This is the movie that Michael Fassbender (famously) fully exposed himself for, along with his female costar Carey Mulligan, so it was no shock to director Steve McQueen or Fox Searchlight when the MPAA rated the film NC-17. Neither Fox Searchlight nor McQueen had any intention of appealing the rating or making edits for an R rating. Fox Searchlight bragged about the rating in an attempt to garner some free publicity and Shame is amongst the top grossing NC-17 films. It also received rave reviews upon its limited release and over 50 various awards from festivals and organizations, though McQueen says he was snubbed by the Oscars because “In America they’re too scared of sex…”
Midnight Cowboy (1969) – rated R
This film, like The Wild Bunch, was released one year after the MPAA rating system went into effect. When it went to the MPAA board, it was given an X rating, the only rating above R at that time. Since there was no link between an X rating and the porn industry yet, director John Schlesinger went with the X. Schlesinger knew the subject matter, male prostitution, and the gritty nature of the film would probably offend people, and he figured it would not be that popular amongst audiences or critics.
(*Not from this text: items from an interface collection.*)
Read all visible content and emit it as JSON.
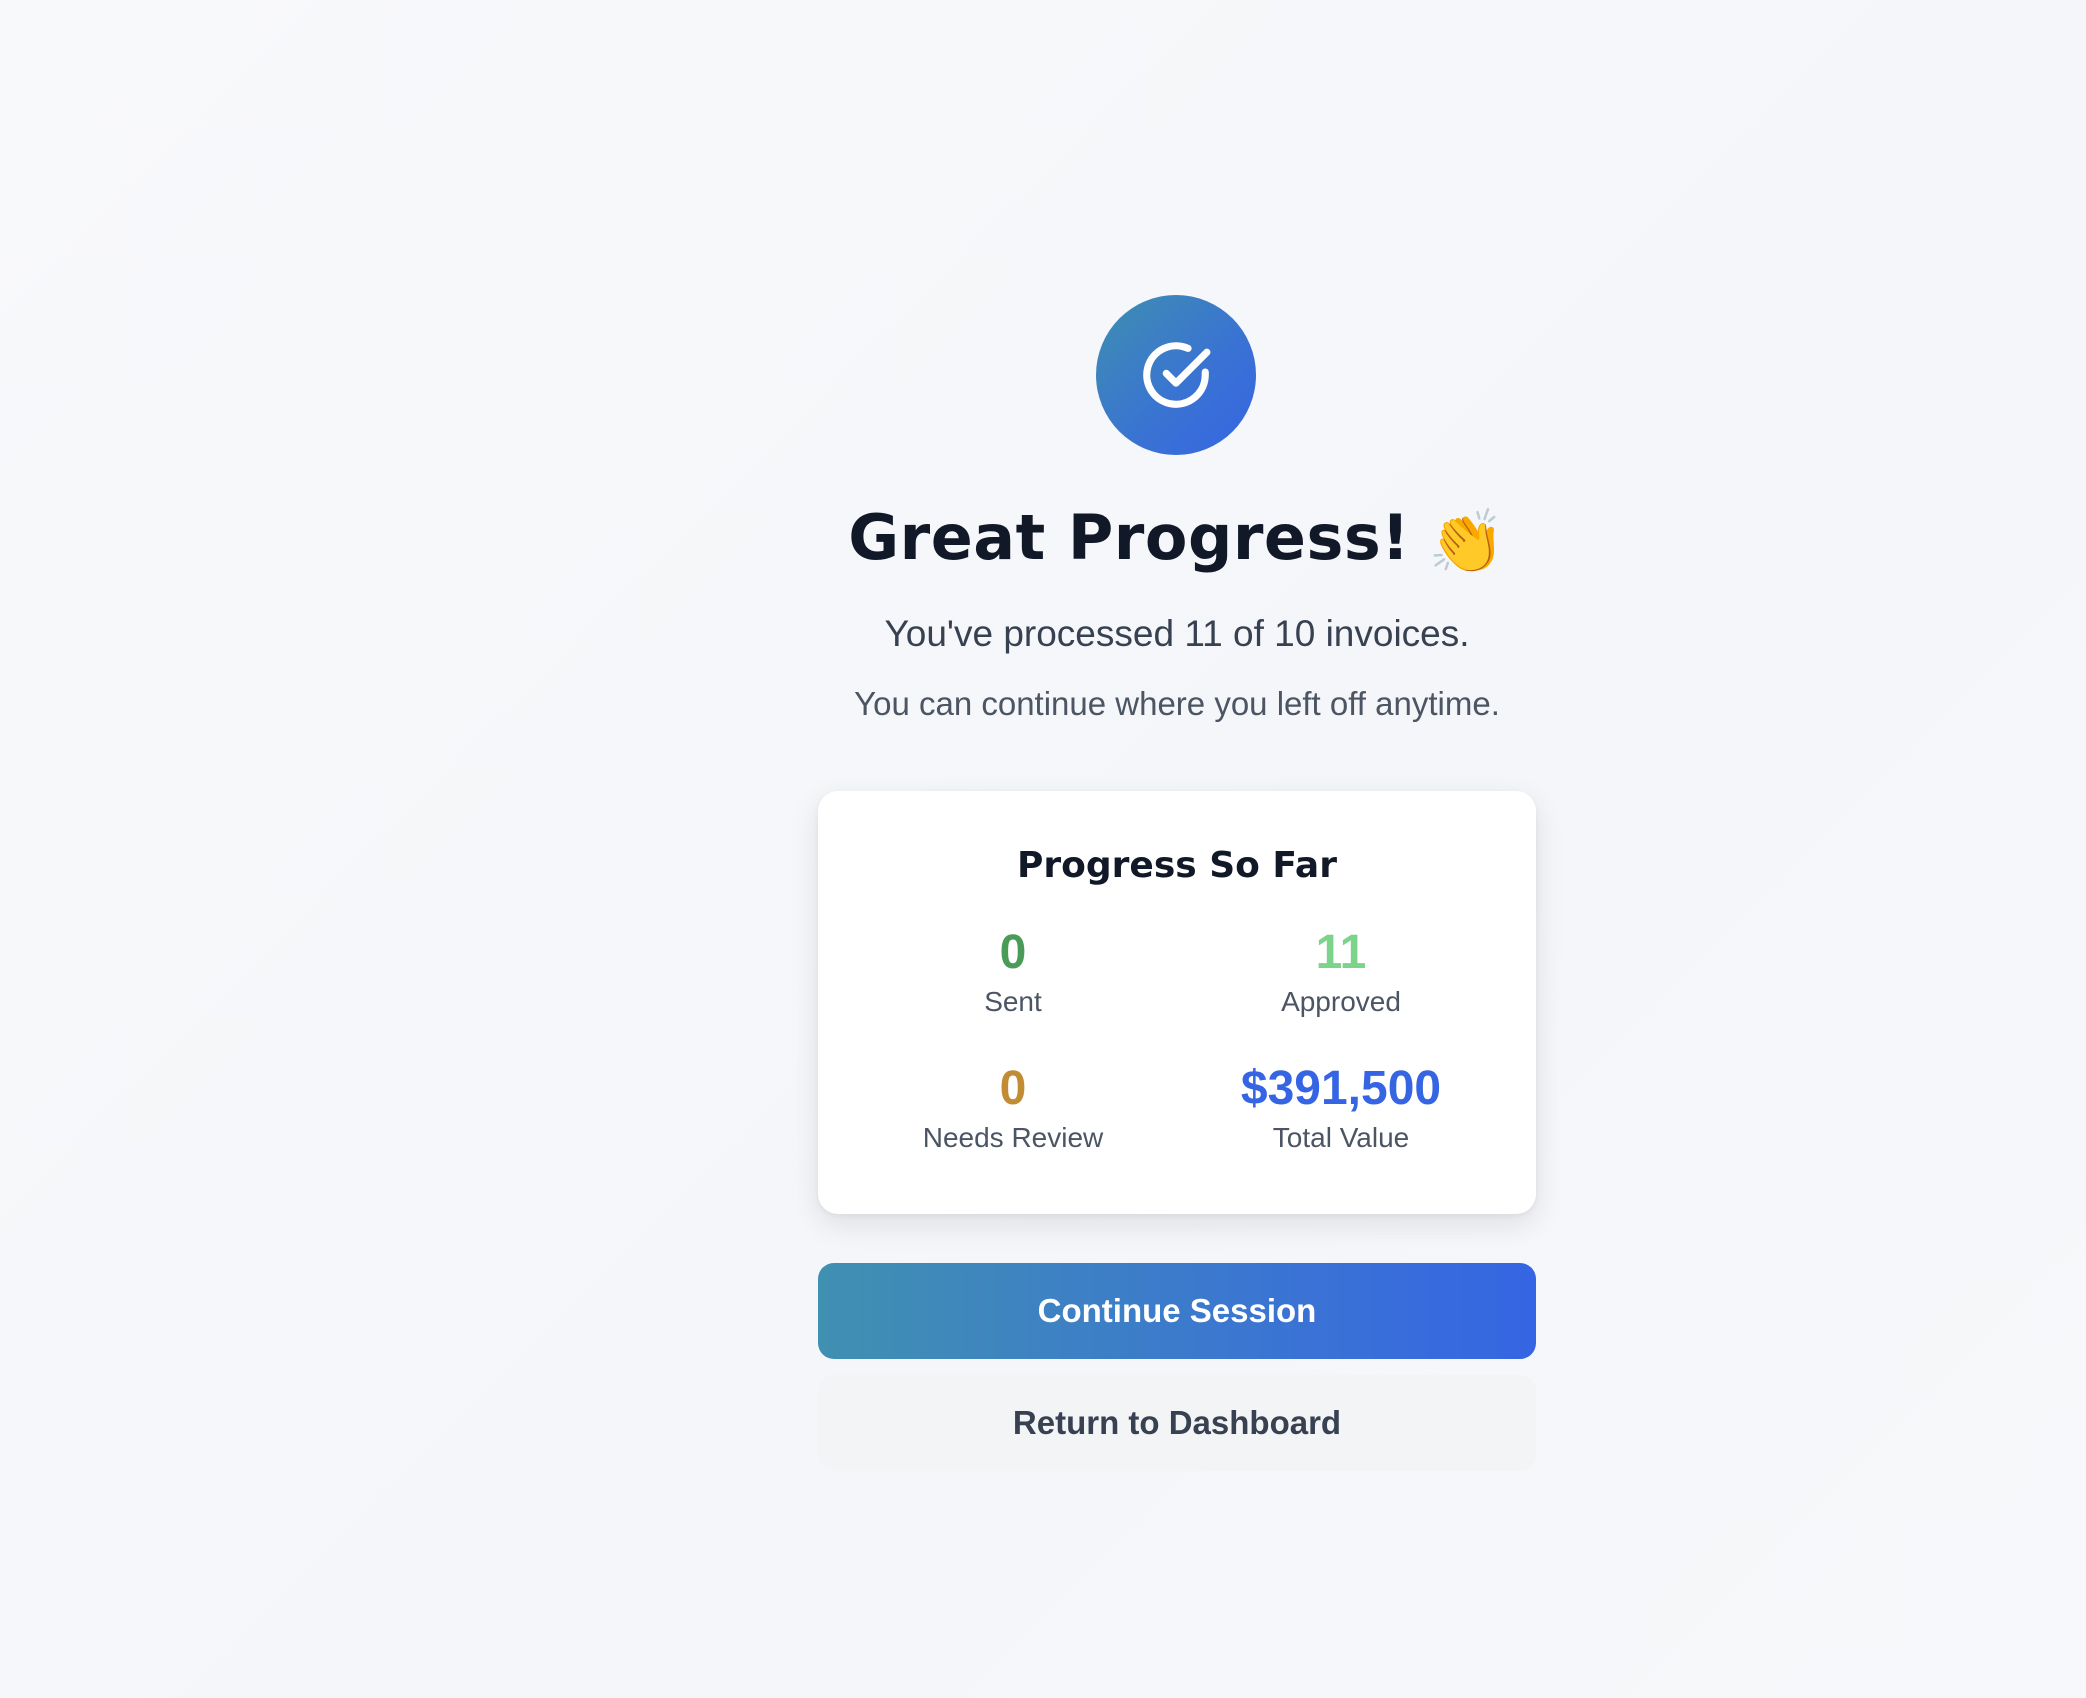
{
  "header": {
    "icon": "check-circle-icon",
    "title": "Great Progress!",
    "title_emoji": "👏",
    "subtitle": "You've processed 11 of 10 invoices.",
    "subtitle2": "You can continue where you left off anytime."
  },
  "progress_card": {
    "title": "Progress So Far",
    "stats": [
      {
        "value": "0",
        "label": "Sent",
        "color": "#4a9b57"
      },
      {
        "value": "11",
        "label": "Approved",
        "color": "#7cd48a"
      },
      {
        "value": "0",
        "label": "Needs Review",
        "color": "#c18c33"
      },
      {
        "value": "$391,500",
        "label": "Total Value",
        "color": "#3565e3"
      }
    ]
  },
  "actions": {
    "continue_label": "Continue Session",
    "return_label": "Return to Dashboard"
  },
  "colors": {
    "accent_start": "#4090b1",
    "accent_end": "#3565e3"
  }
}
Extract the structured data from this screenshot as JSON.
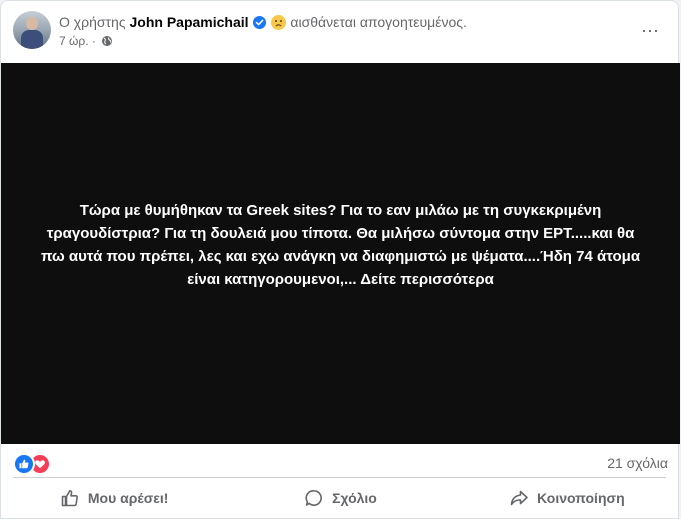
{
  "post": {
    "header": {
      "prefix": "Ο χρήστης",
      "user_name": "John Papamichail",
      "feeling": "αισθάνεται απογοητευμένος.",
      "time": "7 ώρ.",
      "separator": "·",
      "more_icon": "⋯"
    },
    "body": {
      "text": "Τώρα με θυμήθηκαν τα Greek sites? Για το εαν μιλάω με τη συγκεκριμένη τραγουδίστρια? Για τη δουλειά μου τίποτα. Θα μιλήσω σύντομα στην ΕΡΤ.....και θα πω αυτά που πρέπει, λες και εχω ανάγκη να διαφημιστώ με ψέματα....Ήδη 74 άτομα είναι κατηγορουμενοι,...",
      "see_more": "Δείτε περισσότερα"
    },
    "stats": {
      "comments": "21 σχόλια"
    },
    "actions": {
      "like": "Μου αρέσει!",
      "comment": "Σχόλιο",
      "share": "Κοινοποίηση"
    }
  },
  "colors": {
    "accent": "#1877f2",
    "love": "#f33e58",
    "post_background": "#0e0e0e",
    "secondary_text": "#65676b"
  },
  "icons": [
    "verified-badge-icon",
    "disappointed-face-icon",
    "globe-icon",
    "more-options-icon",
    "like-reaction-icon",
    "love-reaction-icon",
    "thumbs-up-icon",
    "comment-icon",
    "share-icon"
  ]
}
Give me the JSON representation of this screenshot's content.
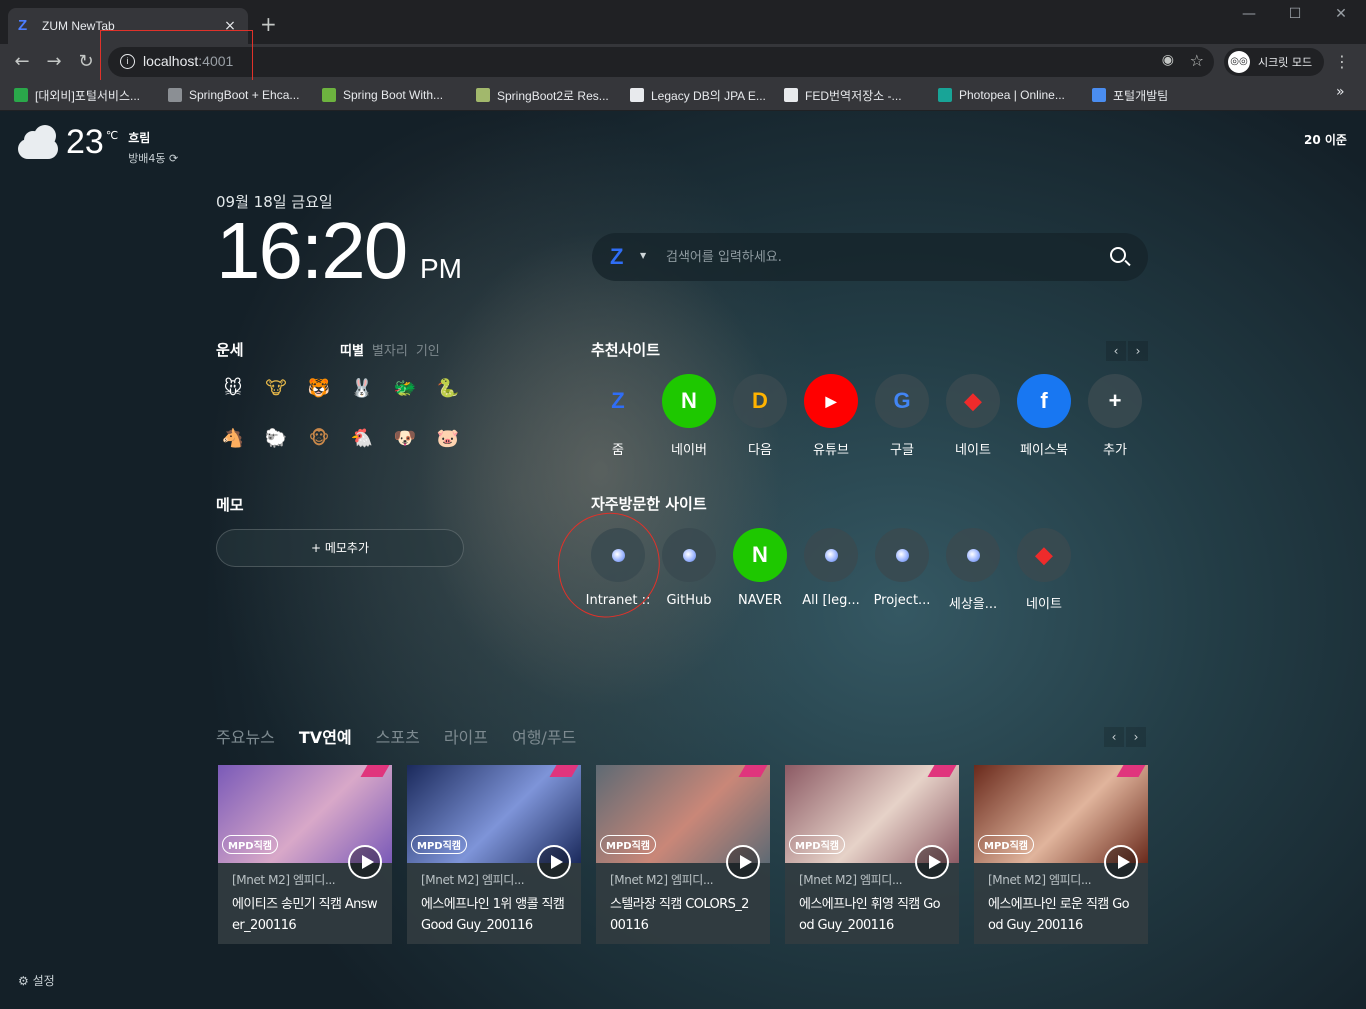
{
  "browser": {
    "tab_title": "ZUM NewTab",
    "tab_close": "×",
    "new_tab": "+",
    "win_min": "—",
    "win_max": "☐",
    "win_close": "✕",
    "back": "←",
    "forward": "→",
    "reload": "↻",
    "url_host": "localhost",
    "url_port": ":4001",
    "incognito_label": "시크릿 모드",
    "menu": "⋮",
    "bookmarks": [
      {
        "label": "[대외비]포털서비스...",
        "color": "#2aa84a"
      },
      {
        "label": "SpringBoot + Ehca...",
        "color": "#8b8f94"
      },
      {
        "label": "Spring Boot With...",
        "color": "#6db33f"
      },
      {
        "label": "SpringBoot2로 Res...",
        "color": "#a2b86c"
      },
      {
        "label": "Legacy DB의 JPA E...",
        "color": "#e8eaed"
      },
      {
        "label": "FED번역저장소 -...",
        "color": "#e8eaed"
      },
      {
        "label": "Photopea | Online...",
        "color": "#18a497"
      },
      {
        "label": "포털개발팀",
        "color": "#4a8df0"
      }
    ],
    "bookmarks_more": "»"
  },
  "weather": {
    "temp": "23",
    "unit": "℃",
    "condition": "흐림",
    "location": "방배4동 ⟳"
  },
  "prev_label": "20 이준",
  "date": "09월 18일 금요일",
  "time": "16:20",
  "ampm": "PM",
  "search": {
    "logo": "Z",
    "caret": "▼",
    "placeholder": "검색어를 입력하세요."
  },
  "fortune": {
    "title": "운세",
    "tabs": [
      "띠별",
      "별자리",
      "기인"
    ],
    "animals": [
      "🐭",
      "🐮",
      "🐯",
      "🐰",
      "🐲",
      "🐍",
      "🐴",
      "🐑",
      "🐵",
      "🐔",
      "🐶",
      "🐷"
    ]
  },
  "memo": {
    "title": "메모",
    "add_label": "+ 메모추가"
  },
  "recommended": {
    "title": "추천사이트",
    "prev": "‹",
    "next": "›",
    "sites": [
      {
        "label": "줌",
        "glyph": "Z",
        "fg": "#2f6df6",
        "bg": "transparent"
      },
      {
        "label": "네이버",
        "glyph": "N",
        "fg": "#ffffff",
        "bg": "#1ec800"
      },
      {
        "label": "다음",
        "glyph": "D",
        "fg": "#ffb300",
        "bg": "rgba(58,74,80,0.85)"
      },
      {
        "label": "유튜브",
        "glyph": "▶",
        "fg": "#ffffff",
        "bg": "#ff0000"
      },
      {
        "label": "구글",
        "glyph": "G",
        "fg": "#4285f4",
        "bg": "rgba(58,74,80,0.85)"
      },
      {
        "label": "네이트",
        "glyph": "◆",
        "fg": "#ee2b2b",
        "bg": "rgba(58,74,80,0.85)"
      },
      {
        "label": "페이스북",
        "glyph": "f",
        "fg": "#ffffff",
        "bg": "#1877f2"
      },
      {
        "label": "추가",
        "glyph": "+",
        "fg": "#ffffff",
        "bg": "rgba(58,74,80,0.85)"
      }
    ]
  },
  "frequent": {
    "title": "자주방문한 사이트",
    "sites": [
      {
        "label": "Intranet ::",
        "type": "globe"
      },
      {
        "label": "GitHub",
        "type": "globe"
      },
      {
        "label": "NAVER",
        "type": "naver"
      },
      {
        "label": "All [leg...",
        "type": "globe"
      },
      {
        "label": "Project...",
        "type": "globe"
      },
      {
        "label": "세상을...",
        "type": "globe"
      },
      {
        "label": "네이트",
        "type": "nate"
      }
    ]
  },
  "news": {
    "tabs": [
      "주요뉴스",
      "TV연예",
      "스포츠",
      "라이프",
      "여행/푸드"
    ],
    "active_tab": 1,
    "prev": "‹",
    "next": "›",
    "cards": [
      {
        "source": "[Mnet M2] 엠피디...",
        "title": "에이티즈 송민기 직캠 Answer_200116",
        "mpd": "MPD직캠",
        "thumb_a": "#7a5ab8",
        "thumb_b": "#d8a8c8"
      },
      {
        "source": "[Mnet M2] 엠피디...",
        "title": "에스에프나인 1위 앵콜 직캠 Good Guy_200116",
        "mpd": "MPD직캠",
        "thumb_a": "#1b2a5c",
        "thumb_b": "#7e94d8"
      },
      {
        "source": "[Mnet M2] 엠피디...",
        "title": "스텔라장 직캠 COLORS_200116",
        "mpd": "MPD직캠",
        "thumb_a": "#5e6a74",
        "thumb_b": "#c98778"
      },
      {
        "source": "[Mnet M2] 엠피디...",
        "title": "에스에프나인 휘영 직캠 Good Guy_200116",
        "mpd": "MPD직캠",
        "thumb_a": "#8c5a64",
        "thumb_b": "#e6d2c8"
      },
      {
        "source": "[Mnet M2] 엠피디...",
        "title": "에스에프나인 로운 직캠 Good Guy_200116",
        "mpd": "MPD직캠",
        "thumb_a": "#6a2a1c",
        "thumb_b": "#e0b49c"
      }
    ]
  },
  "settings_label": "⚙ 설정"
}
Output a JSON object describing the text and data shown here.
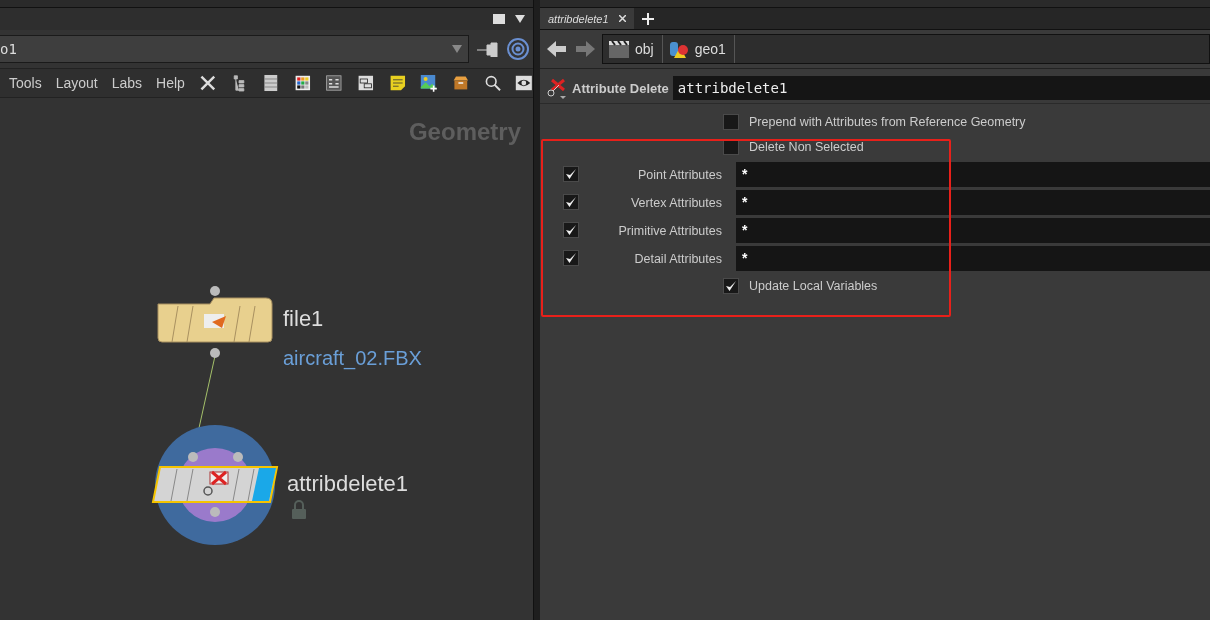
{
  "left_pane": {
    "path": "o1",
    "menu": [
      "Tools",
      "Layout",
      "Labs",
      "Help"
    ],
    "network": {
      "context_label": "Geometry",
      "nodes": [
        {
          "kind": "file",
          "name": "file1",
          "detail": "aircraft_02.FBX",
          "selected": false
        },
        {
          "kind": "attribdelete",
          "name": "attribdelete1",
          "selected": true,
          "locked": true
        }
      ]
    }
  },
  "right_pane": {
    "tabs": [
      {
        "label": "attribdelete1",
        "selected": true
      }
    ],
    "breadcrumbs": [
      "obj",
      "geo1"
    ],
    "node_type": "Attribute Delete",
    "node_name": "attribdelete1",
    "parameters": [
      {
        "kind": "toggle",
        "label": "Prepend with Attributes from Reference Geometry",
        "checked": false
      },
      {
        "kind": "toggle",
        "label": "Delete Non Selected",
        "checked": false
      },
      {
        "kind": "pattern",
        "label": "Point Attributes",
        "checked": true,
        "value": "*"
      },
      {
        "kind": "pattern",
        "label": "Vertex Attributes",
        "checked": true,
        "value": "*"
      },
      {
        "kind": "pattern",
        "label": "Primitive Attributes",
        "checked": true,
        "value": "*"
      },
      {
        "kind": "pattern",
        "label": "Detail Attributes",
        "checked": true,
        "value": "*"
      },
      {
        "kind": "toggle",
        "label": "Update Local Variables",
        "checked": true
      }
    ]
  }
}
However, it went on to win three Oscars (Best Picture, Best Director, Best Writing) and earn box office riches ($44.8 million). After winning the Oscars, the MPAA board told Schlesinger if he cut just one scene (suspected to be a scene where two men make eyes at each other implying sexual feelings), they’d give the film an R rating. The director, along with the film’s distributor, United Artists, refused to make any cuts and the MPAA decided to change the rating anyway. It was re-released in theaters with the R rating, which it still maintains today. This film did set the stage, however, for the MPAA board to apply harsher ratings to films with explicit sex, especially homosexual sex, over films with explicit violence.
Showgirls (1995) – rated NC-17
Elizabeth Berkley in Showgirls (1995)
Three years prior to making Showgirls, director Paul Verhoeven and screenwriter Joe Eszterhas made the film Basic Instinct (1992). Due to a graphic love scene that hinted at oral sex, the film was slapped with an NC-17 rating. Verhoeven cut out less than a minute of the film to get an R rating. Three years later, the filmmakers ran into a similar dilemma when the MPAA slapped the NC-17 rating on Showgirls for “nudity and erotic sexuality throughout, and for some graphic language and sexual violence.” But this time, they did not edit and re-submit the film; they accepted the rating, which proved to be a smart choice. It was shown in about thirteen hundred theaters, the most ever for an NC-17 title in the United States, and is currently the highest grossing NC-17 film ever at $20 million for US box offices ($38 million worldwide). Plus, it went on to earn over $100 million from video rentals. Filmmakers were hopeful that this would breathe new life into the NC-17 rating, but instead the movie’s success drove people’s fears and led to further boycotts of NC-17 films and a call to ban them all together.
Want to watch the highest grossing NC-17 movie of all time? Tune into HDNET MOVIES this month for the network premiere of Showgirls on Sunday, December 4th at 9pE.
For further airings throughout the month, go to http://www.hdnetmovies.com/schedule-by-title/ and search by title.